Dear President-Elect Obama and Pastor Rick Warren:
I was at first dismayed and appalled at the idea of Rick Warren delivering the invocation at your inauguration. When I first heard of the choice I must admit I was incredulous that you would give someone who, despite his intelligence in some matters, appears to wish gays and lesbians did not exist. As of merely couple of weeks ago, the Saddleback church did not welcome "unrepentant" gays and lesbians, and even has had an outreach program to "help" gays and lesbians choose a heterosexual lifestyle.
But then a few important things happened. Pastor Warren, you displayed the courage of your convictions when you stood up to folks who did not want you delivering the invocation for someone such as Barack Obama, who has stood very clearly for overall civil rights for the LGBT community (to the unfortunate exclusion of full marriage). You also accepted an invitation to dinner from Melissa Etheridge, a prominent lesbian who is married and has children, and who has been very outspoken in defense of marriage rights for same sex couples. I applaud you for having the courage to act in a Christ-like way and open yourself up to knowing and loving people you may disagree with deeply.
President-Elect Obama, I am glad America is getting a President like yourself, someone who is willing to stick his neck out and make hard decisions, who is willing to challenge his base in order to further dialog on important issues such as LGBT rights, as well as to make common cause with someone such as Pastor Warren. Not only did Pastor Warren omit some of the most egregious text on church website within a few days of the controversy breaking open, he also does much more for the poor and disadvantaged of the world than most. His practice of reverse tithing (giving 90% of his income instead of 10%) and his work to help those with HIV/AIDS are admirable.
However, I must publicly take issue with you both on your positions regarding same sex marriage. President-Elect, I was a little disappointed, yet only slightly surprised, to read in your book The Audacity of Hope that you "believe that American society can choose to carve out a special place for the union of a man and a woman as the unit of child rearing most common to every culture."
Even though you do go on to state that you support full legal rights for same sex couples (hospital visitation, property rights, etc.), this is cold comfort to those who want the recognition of their secular and/or spiritual communities as married couples. Denying this recognition I think is not only gratuitous, but also cruel. Especially doing it in the name of "a special place... for child rearing". According to the "State of Our Unions 2007" by the Marriage Project at Rutgers University, marriage as an institution is in decline overall, and large numbers of children grow up in single parent or otherwise "fragile" households.
In this environment, then, it seems nonsensical to deny the right to marry to a population who could, conceivably, renew the institution and offer loving, two parent households to children with the same security and rights that opposite sex couples can offer their children. Furthermore, in this time of tight budgets, why not simply open marriage up to same sex couples, instead of starting what would surely be a cumbersome process of creating an entirely new legal category called "civil union"? If you truly do believe in giving the same rights to same sex couples, I see no legitimate reason not to call it "marriage".
Of course, we could instead drop marriage altogether as a legal category, call all unions "civil unions", and let the religious institutions do the marrying.
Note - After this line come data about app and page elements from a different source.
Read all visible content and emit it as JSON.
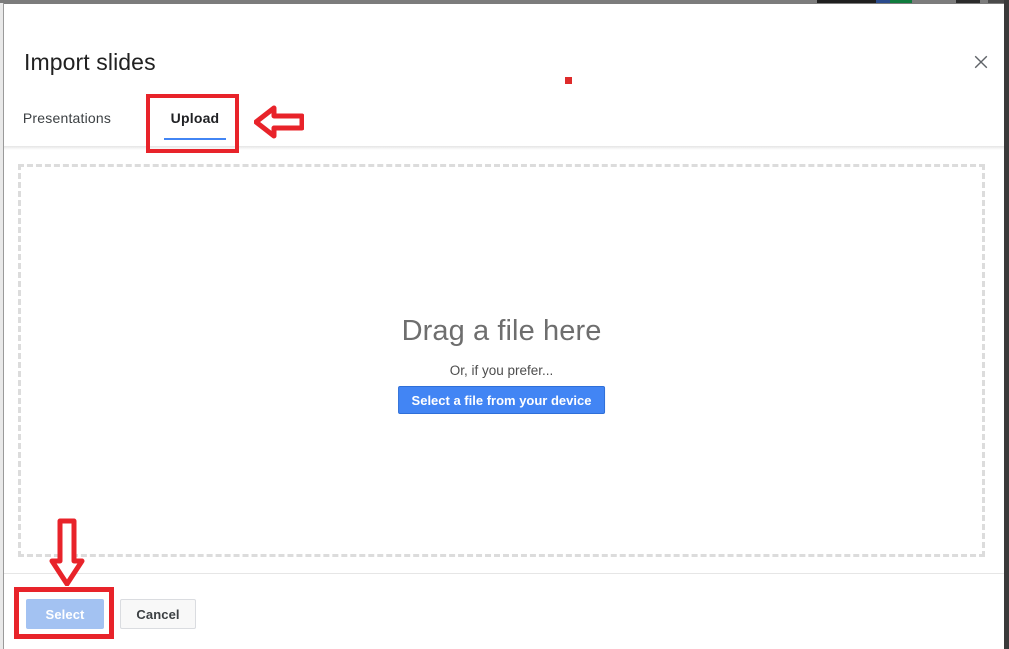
{
  "dialog": {
    "title": "Import slides",
    "close_icon": "close-x-icon",
    "tabs": [
      {
        "label": "Presentations",
        "active": false
      },
      {
        "label": "Upload",
        "active": true
      }
    ],
    "dropzone": {
      "main_text": "Drag a file here",
      "sub_text": "Or, if you prefer...",
      "pick_file_label": "Select a file from your device",
      "border_color": "#dcdcdc"
    },
    "footer": {
      "select_label": "Select",
      "select_color": "#a3c2f2",
      "cancel_label": "Cancel",
      "cancel_color": "#f8f8f8"
    },
    "accent_color": "#4285f4"
  },
  "annotations": {
    "color": "#e8232a",
    "highlight_upload_tab": "red-rectangle-around-upload-tab",
    "highlight_select_button": "red-rectangle-around-select-button",
    "arrow_to_upload_tab": "left-arrow-icon",
    "arrow_to_select_button": "down-arrow-icon",
    "marker_dot": "red-square-marker"
  }
}
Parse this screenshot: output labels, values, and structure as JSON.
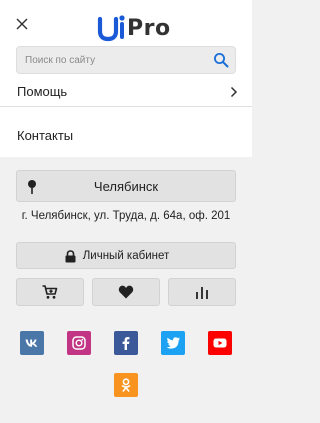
{
  "header": {
    "logo_brand_letters": "Pro",
    "search": {
      "placeholder": "Поиск по сайту",
      "value": ""
    }
  },
  "menu": {
    "items": [
      {
        "label": "Помощь",
        "has_submenu": true
      },
      {
        "label": "Контакты",
        "has_submenu": false
      }
    ]
  },
  "location": {
    "city": "Челябинск",
    "address": "г. Челябинск, ул. Труда, д. 64а, оф. 201"
  },
  "account": {
    "cabinet_label": "Личный кабинет"
  },
  "quick_actions": [
    {
      "icon": "cart-icon"
    },
    {
      "icon": "heart-icon"
    },
    {
      "icon": "compare-icon"
    }
  ],
  "social": [
    {
      "name": "vk",
      "color": "#4a76a8"
    },
    {
      "name": "instagram",
      "color": "#c13584"
    },
    {
      "name": "facebook",
      "color": "#3b5998"
    },
    {
      "name": "twitter",
      "color": "#1da1f2"
    },
    {
      "name": "youtube",
      "color": "#ff0000"
    },
    {
      "name": "odnoklassniki",
      "color": "#f7931e"
    }
  ],
  "colors": {
    "brand_blue": "#1a5ad7",
    "accent": "#1a6fd8"
  }
}
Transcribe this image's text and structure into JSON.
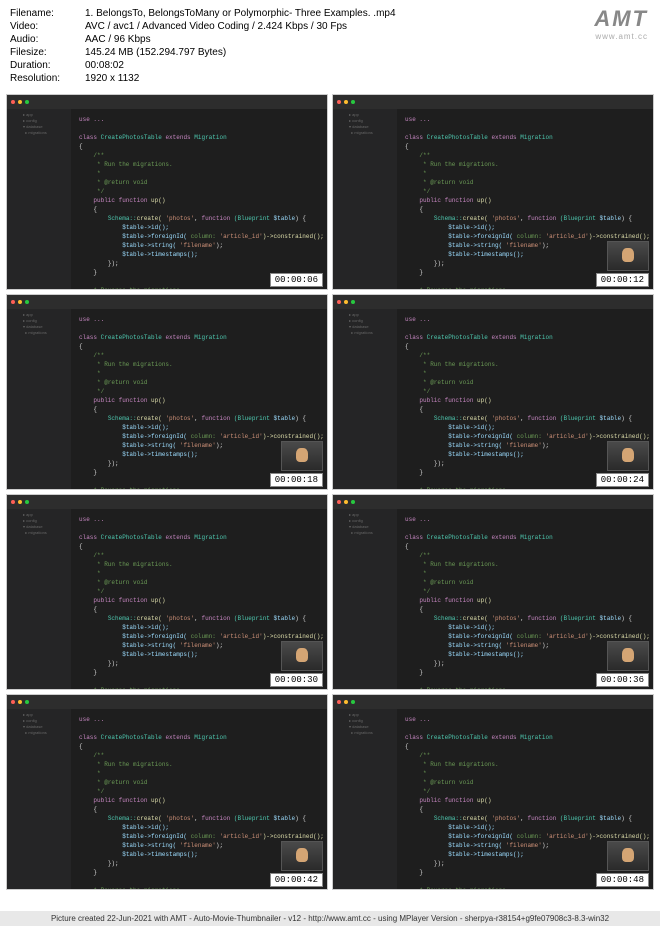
{
  "header": {
    "filename_label": "Filename:",
    "filename": "1. BelongsTo, BelongsToMany or Polymorphic-  Three Examples. .mp4",
    "video_label": "Video:",
    "video": "AVC / avc1 / Advanced Video Coding / 2.424 Kbps / 30 Fps",
    "audio_label": "Audio:",
    "audio": "AAC / 96 Kbps",
    "filesize_label": "Filesize:",
    "filesize": "145.24 MB (152.294.797 Bytes)",
    "duration_label": "Duration:",
    "duration": "00:08:02",
    "resolution_label": "Resolution:",
    "resolution": "1920 x 1132"
  },
  "logo": {
    "main": "AMT",
    "sub": "www.amt.cc"
  },
  "thumbnails": [
    {
      "timestamp": "00:00:06",
      "has_webcam": false
    },
    {
      "timestamp": "00:00:12",
      "has_webcam": true
    },
    {
      "timestamp": "00:00:18",
      "has_webcam": true
    },
    {
      "timestamp": "00:00:24",
      "has_webcam": true
    },
    {
      "timestamp": "00:00:30",
      "has_webcam": true
    },
    {
      "timestamp": "00:00:36",
      "has_webcam": true
    },
    {
      "timestamp": "00:00:42",
      "has_webcam": true
    },
    {
      "timestamp": "00:00:48",
      "has_webcam": true
    }
  ],
  "code": {
    "use": "use ...",
    "class_kw": "class",
    "class_name": "CreatePhotosTable",
    "extends_kw": "extends",
    "migration": "Migration",
    "comment1": "/**",
    "comment2": " * Run the migrations.",
    "comment3": " *",
    "comment4": " * @return void",
    "comment5": " */",
    "public_kw": "public function",
    "fn_name": "up()",
    "schema": "Schema::",
    "create": "create(",
    "table_str": "'photos'",
    "func_kw": "function",
    "blueprint": "(Blueprint",
    "table_var": "$table",
    "close_paren": ") {",
    "id_call": "$table->id();",
    "fk_call": "$table->foreignId(",
    "col_arg": "column:",
    "article_str": "'article_id'",
    "constrained": ")->constrained();",
    "string_call": "$table->string(",
    "filename_str": "'filename'",
    "semicolon": ");",
    "timestamps": "$table->timestamps();",
    "close_brace": "});",
    "close2": "}",
    "comment_rev": "* Reverse the migrations."
  },
  "footer": "Picture created 22-Jun-2021 with AMT - Auto-Movie-Thumbnailer - v12 - http://www.amt.cc - using MPlayer Version - sherpya-r38154+g9fe07908c3-8.3-win32"
}
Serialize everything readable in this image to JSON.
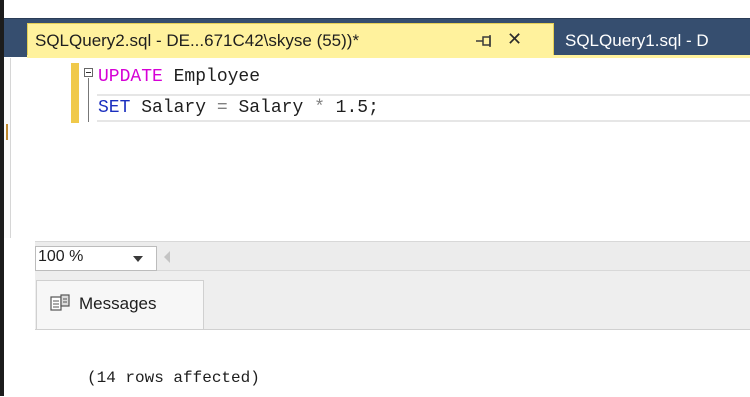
{
  "tabs": {
    "active": {
      "title": "SQLQuery2.sql - DE...671C42\\skyse (55))*",
      "pin_icon": "pin-icon",
      "close_icon": "close-icon",
      "close_glyph": "✕"
    },
    "inactive": {
      "title": "SQLQuery1.sql - D"
    }
  },
  "editor": {
    "line1": {
      "keyword": "UPDATE",
      "table": " Employee"
    },
    "line2": {
      "keyword": "SET",
      "ident1": " Salary ",
      "eq": "=",
      "ident2": " Salary ",
      "op": "*",
      "value": " 1.5;"
    }
  },
  "zoom": {
    "value": "100 %"
  },
  "results": {
    "tab_label": "Messages",
    "message": "(14 rows affected)"
  },
  "colors": {
    "active_tab_bg": "#fff29d",
    "tabbar_bg": "#364e6f",
    "keyword_pink": "#d600d6",
    "keyword_blue": "#1b2fbf"
  }
}
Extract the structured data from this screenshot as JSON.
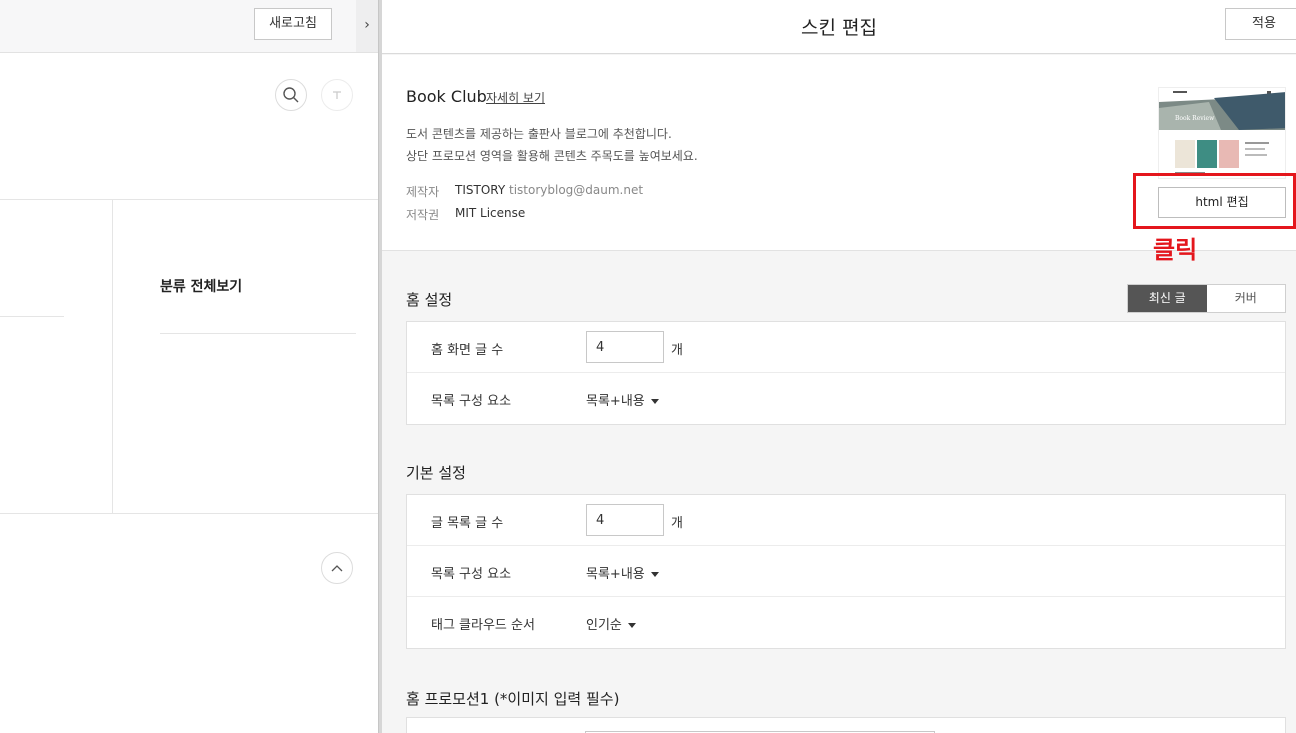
{
  "left_panel": {
    "refresh_label": "새로고침",
    "collapse_glyph": "›",
    "category_all": "분류 전체보기"
  },
  "header": {
    "title": "스킨 편집",
    "apply_label": "적용"
  },
  "skin": {
    "name": "Book Club",
    "detail_link": "자세히 보기",
    "description_1": "도서 콘텐츠를 제공하는 출판사 블로그에 추천합니다.",
    "description_2": "상단 프로모션 영역을 활용해 콘텐츠 주목도를 높여보세요.",
    "maker_label": "제작자",
    "maker_name": "TISTORY",
    "maker_email": "tistoryblog@daum.net",
    "license_label": "저작권",
    "license_value": "MIT License",
    "thumbnail_title": "Book Review",
    "html_edit_label": "html 편집"
  },
  "annotation": {
    "note": "클릭",
    "color": "#e4161c"
  },
  "home_settings": {
    "title": "홈 설정",
    "toggle_latest": "최신 글",
    "toggle_cover": "커버",
    "post_count_label": "홈 화면 글 수",
    "post_count_value": "4",
    "post_count_unit": "개",
    "list_elements_label": "목록 구성 요소",
    "list_elements_value": "목록+내용"
  },
  "basic_settings": {
    "title": "기본 설정",
    "post_list_count_label": "글 목록 글 수",
    "post_list_count_value": "4",
    "post_list_count_unit": "개",
    "list_elements_label": "목록 구성 요소",
    "list_elements_value": "목록+내용",
    "tag_cloud_label": "태그 클라우드 순서",
    "tag_cloud_value": "인기순"
  },
  "promotion": {
    "title": "홈 프로모션1 (*이미지 입력 필수)"
  }
}
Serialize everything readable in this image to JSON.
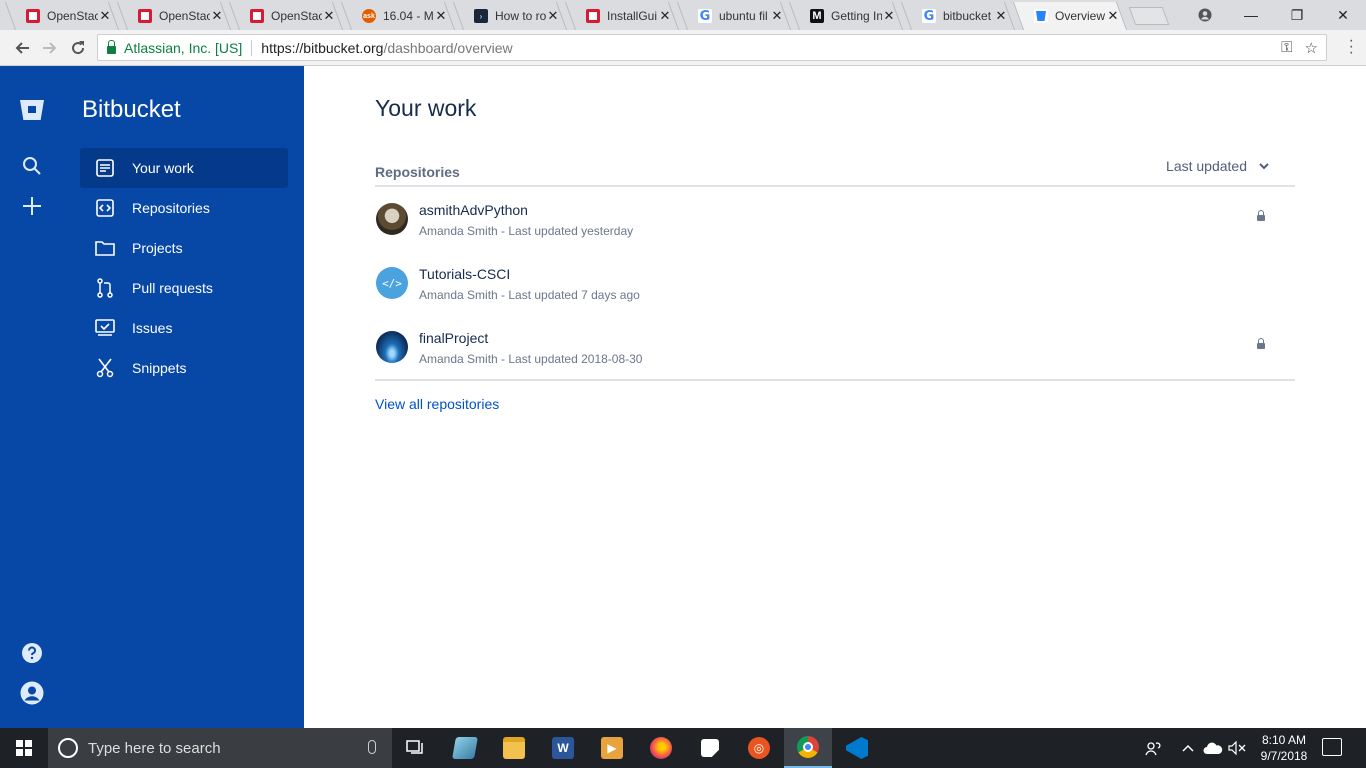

However, I think this would be more cumbersome than simply opening up marriage, and also smacks of a sort of "if we can't keep it for ourselves, then no one can have it."
I hope you will both do some serious soul searching in the months to come and change your positions on same sex marriage. It seems to me fairly certain that within the next generation same sex marriage will become a reality in this country. Which side of history do you want to be on?